The style guide I settled on was John Papa’s Style Guide which is an impressive collection of guidelines for writing Angular. The guide is so impressive that the Angular team themselves adopted it for Angular 1 and even brought on John Papa for creating a style guide when they created Angular 2. Papa also wrote a descriptive post on his site about how to structure your app.

As far as what types of Angular pieces to use, I settled on using controllers, factories, and templates. While controllers are fairly common place in Angular 1, some developers use Components which more closely model Angular 2 and other popular JS frameworks like React. The more research I did about the Angular 1 community, the more it seemed like Angular 1 developers used components for a period then went back to controllers & factories, so I stuck to these. Additionally, there are services which are used often too. Factories are simply a kind of service with less overhead and can usually be used 90% of the time instead of using a full-fledged service. When considering which is needed, reading a comparison of services vs factories was especially constructive.

As far as the templates, there were two options: place them within my Rails public folder or use angular-templates to incorporate them with the asset pipeline. I chose the latter since my original decision to use Rails-Assets instead of Bower also capitalized on using the asset pipeline. Using this gem was a breeze: include the gem in the Gemfile, create a templates folder next to your controllers & factories folders, insert your html templates in there, and reference them by filename from anywhere in your Angular app.

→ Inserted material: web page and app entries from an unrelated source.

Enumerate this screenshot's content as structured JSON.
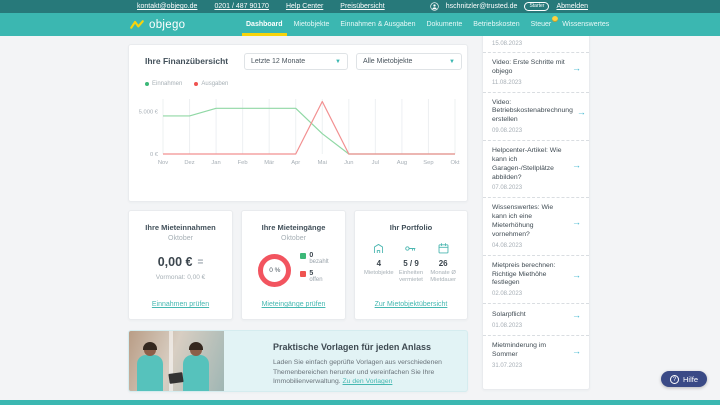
{
  "colors": {
    "topbar": "#27797a",
    "nav": "#3bb7b1",
    "accent_yellow": "#f8d40a",
    "link_teal": "#45b8b1",
    "donut_red": "#f2545f",
    "paid_green": "#3cb878",
    "open_red": "#ef5350",
    "help_navy": "#3a4a86"
  },
  "topbar": {
    "links": [
      "kontakt@objego.de",
      "0201 / 487 90170",
      "Help Center",
      "Preisübersicht"
    ],
    "user_email": "hschnitzler@trusted.de",
    "plan_badge": "Starter",
    "logout_label": "Abmelden"
  },
  "nav": {
    "brand": "objego",
    "tabs": [
      {
        "label": "Dashboard",
        "active": true,
        "badge": false
      },
      {
        "label": "Mietobjekte",
        "active": false,
        "badge": false
      },
      {
        "label": "Einnahmen & Ausgaben",
        "active": false,
        "badge": false
      },
      {
        "label": "Dokumente",
        "active": false,
        "badge": false
      },
      {
        "label": "Betriebskosten",
        "active": false,
        "badge": false
      },
      {
        "label": "Steuer",
        "active": false,
        "badge": true
      },
      {
        "label": "Wissenswertes",
        "active": false,
        "badge": false
      }
    ]
  },
  "finance_overview": {
    "title": "Ihre Finanzübersicht",
    "period_filter": "Letzte 12 Monate",
    "property_filter": "Alle Mietobjekte",
    "legend": [
      {
        "label": "Einnahmen",
        "color": "#3cb878"
      },
      {
        "label": "Ausgaben",
        "color": "#ef5350"
      }
    ]
  },
  "chart_data": {
    "type": "line",
    "title": "Ihre Finanzübersicht",
    "x": [
      "Nov",
      "Dez",
      "Jan",
      "Feb",
      "Mär",
      "Apr",
      "Mai",
      "Jun",
      "Jul",
      "Aug",
      "Sep",
      "Okt"
    ],
    "series": [
      {
        "name": "Einnahmen",
        "color": "#90d8a5",
        "values": [
          4500,
          4500,
          5400,
          5400,
          5400,
          5400,
          2400,
          0,
          0,
          0,
          0,
          0
        ]
      },
      {
        "name": "Ausgaben",
        "color": "#f29091",
        "values": [
          0,
          0,
          0,
          0,
          0,
          0,
          6200,
          0,
          0,
          0,
          0,
          0
        ]
      }
    ],
    "ylim": [
      0,
      6500
    ],
    "yticks": [
      {
        "value": 5000,
        "label": "5.000 €"
      },
      {
        "value": 0,
        "label": "0 €"
      }
    ],
    "grid": "vertical",
    "legend_position": "top-left"
  },
  "cards": {
    "rent_income": {
      "title": "Ihre Mieteinnahmen",
      "month": "Oktober",
      "amount": "0,00 €",
      "trend_icon": "=",
      "previous_label": "Vormonat:",
      "previous_value": "0,00 €",
      "link": "Einnahmen prüfen"
    },
    "rent_receipts": {
      "title": "Ihre Mieteingänge",
      "month": "Oktober",
      "percent": "0 %",
      "paid_count": "0",
      "paid_label": "bezahlt",
      "open_count": "5",
      "open_label": "offen",
      "link": "Mieteingänge prüfen"
    },
    "portfolio": {
      "title": "Ihr Portfolio",
      "stats": [
        {
          "icon": "building-icon",
          "value": "4",
          "label": "Mietobjekte"
        },
        {
          "icon": "key-icon",
          "value": "5 / 9",
          "label": "Einheiten vermietet"
        },
        {
          "icon": "calendar-icon",
          "value": "26",
          "label": "Monate Ø Mietdauer"
        }
      ],
      "link": "Zur Mietobjektübersicht"
    }
  },
  "banner": {
    "title": "Praktische Vorlagen für jeden Anlass",
    "text": "Laden Sie einfach geprüfte Vorlagen aus verschiedenen Themenbereichen herunter und vereinfachen Sie Ihre Immobilienverwaltung.",
    "link": "Zu den Vorlagen"
  },
  "sidebar": {
    "items": [
      {
        "title": "",
        "date": "15.08.2023"
      },
      {
        "title": "Video: Erste Schritte mit objego",
        "date": "11.08.2023"
      },
      {
        "title": "Video: Betriebskostenabrechnung erstellen",
        "date": "09.08.2023"
      },
      {
        "title": "Helpcenter-Artikel: Wie kann ich Garagen-/Stellplätze abbilden?",
        "date": "07.08.2023"
      },
      {
        "title": "Wissenswertes: Wie kann ich eine Mieterhöhung vornehmen?",
        "date": "04.08.2023"
      },
      {
        "title": "Mietpreis berechnen: Richtige Miethöhe festlegen",
        "date": "02.08.2023"
      },
      {
        "title": "Solarpflicht",
        "date": "01.08.2023"
      },
      {
        "title": "Mietminderung im Sommer",
        "date": "31.07.2023"
      }
    ]
  },
  "help_button": {
    "label": "Hilfe"
  }
}
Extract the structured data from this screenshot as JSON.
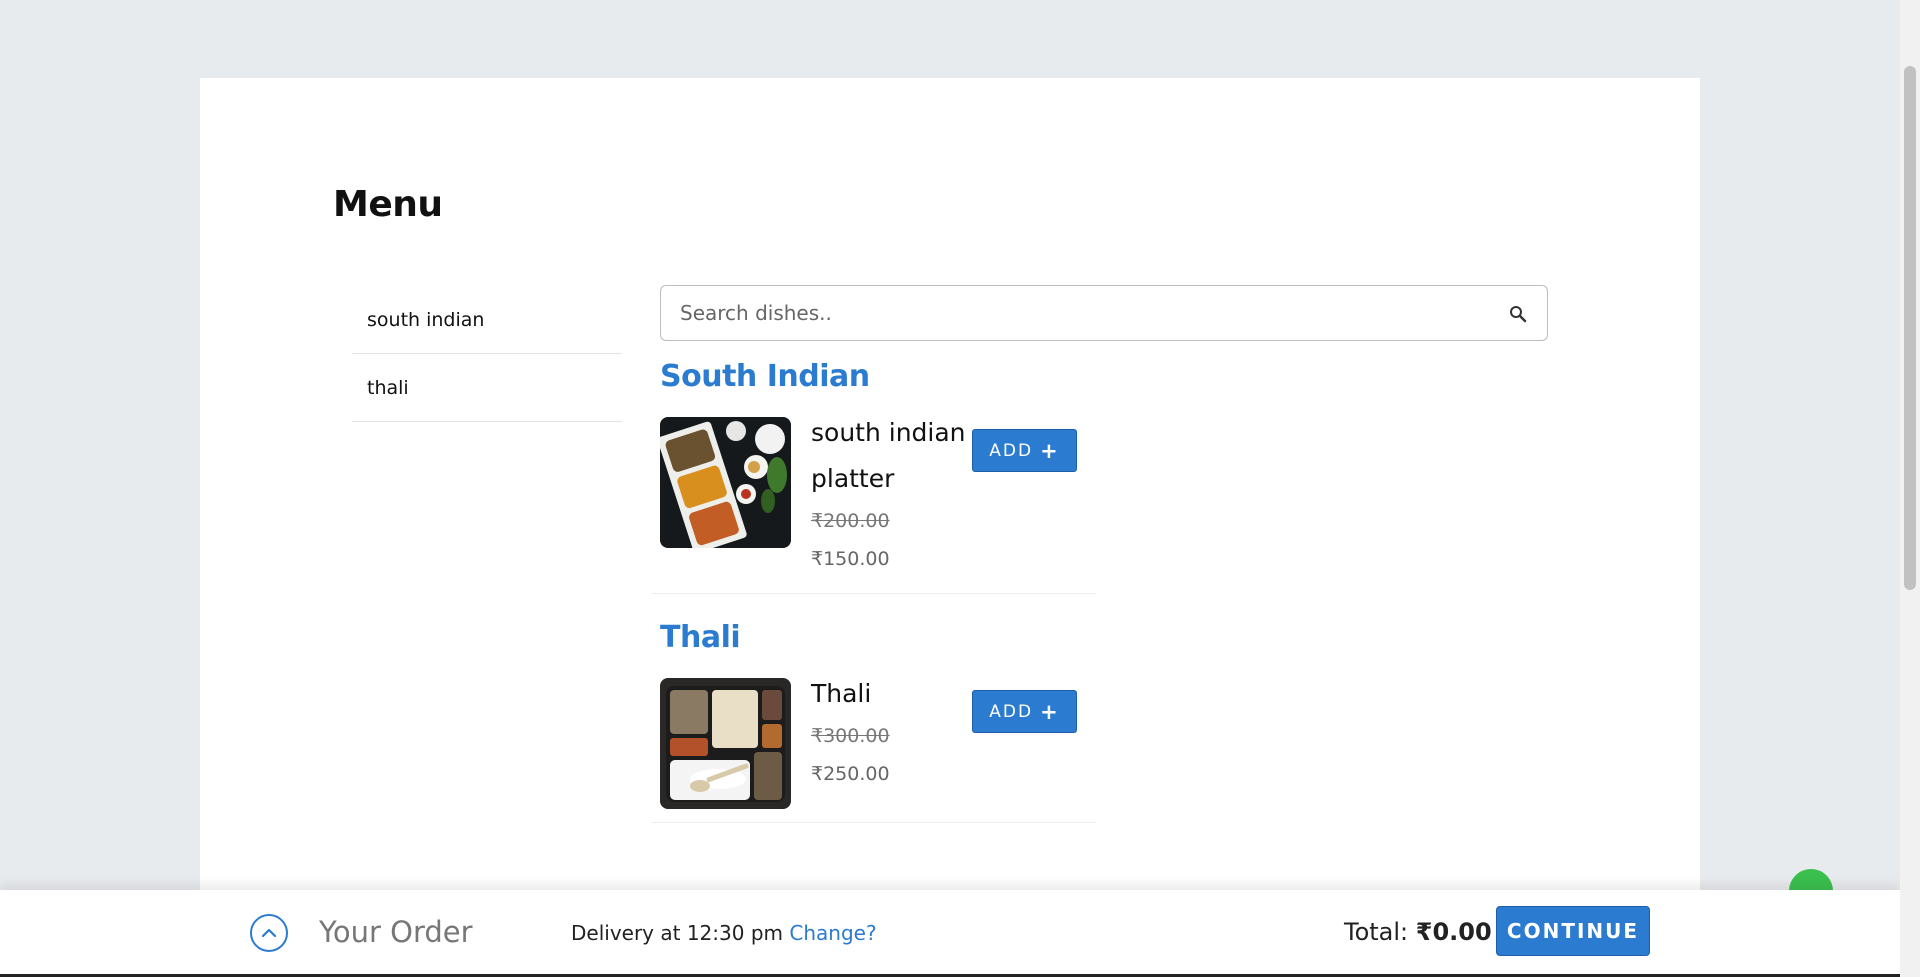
{
  "header": {
    "title": "Menu"
  },
  "sidebar": {
    "items": [
      {
        "label": "south indian"
      },
      {
        "label": "thali"
      }
    ]
  },
  "search": {
    "placeholder": "Search dishes..",
    "icon": "search-icon"
  },
  "categories": [
    {
      "title": "South Indian",
      "dishes": [
        {
          "name": "south indian platter",
          "old_price": "₹200.00",
          "price": "₹150.00",
          "add_label": "ADD",
          "add_icon": "+"
        }
      ]
    },
    {
      "title": "Thali",
      "dishes": [
        {
          "name": "Thali",
          "old_price": "₹300.00",
          "price": "₹250.00",
          "add_label": "ADD",
          "add_icon": "+"
        }
      ]
    }
  ],
  "footer": {
    "your_order": "Your Order",
    "delivery_text": "Delivery at 12:30 pm",
    "change_link": "Change?",
    "total_label": "Total:",
    "total_amount": "₹0.00",
    "continue_label": "CONTINUE"
  },
  "colors": {
    "accent": "#2b7bd0",
    "background": "#e8ebee",
    "whatsapp": "#3bbf4e"
  }
}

Wrapping It Up

As is the case with learning new material, Angular was frustrating at first. Similar to jQuery, once I figured it out I started to really enjoy the immediacy of the framework & the structural organization that Angular offers. Though most of the industry has adopted React as their primary JS framework, I really enjoyed Angular and plan to refine what I’ve learned before moving onto learning React - I am inspirited to start React though! Soon.

It is bittersweet to be finishing Flatiron School. In the past 8 months I’ve learned more about web development than years of using learning on my own. It doesn’t stop here though. After graduation there will be additional resources opening up that cover Node & React, a few side-projects that are in the planning phases, and personal project ideas that are brewing. Hopefully that more opportunities like Flatiron come along in the future. The time here has instilled that there will consistently be emerging technologies to try, struggle with, and most satisfyingly, learn.


Steve Frost

Written by Steve Frost who lives in Minneapolis using technology to make an impact in the community and our environment. Follow on Twitter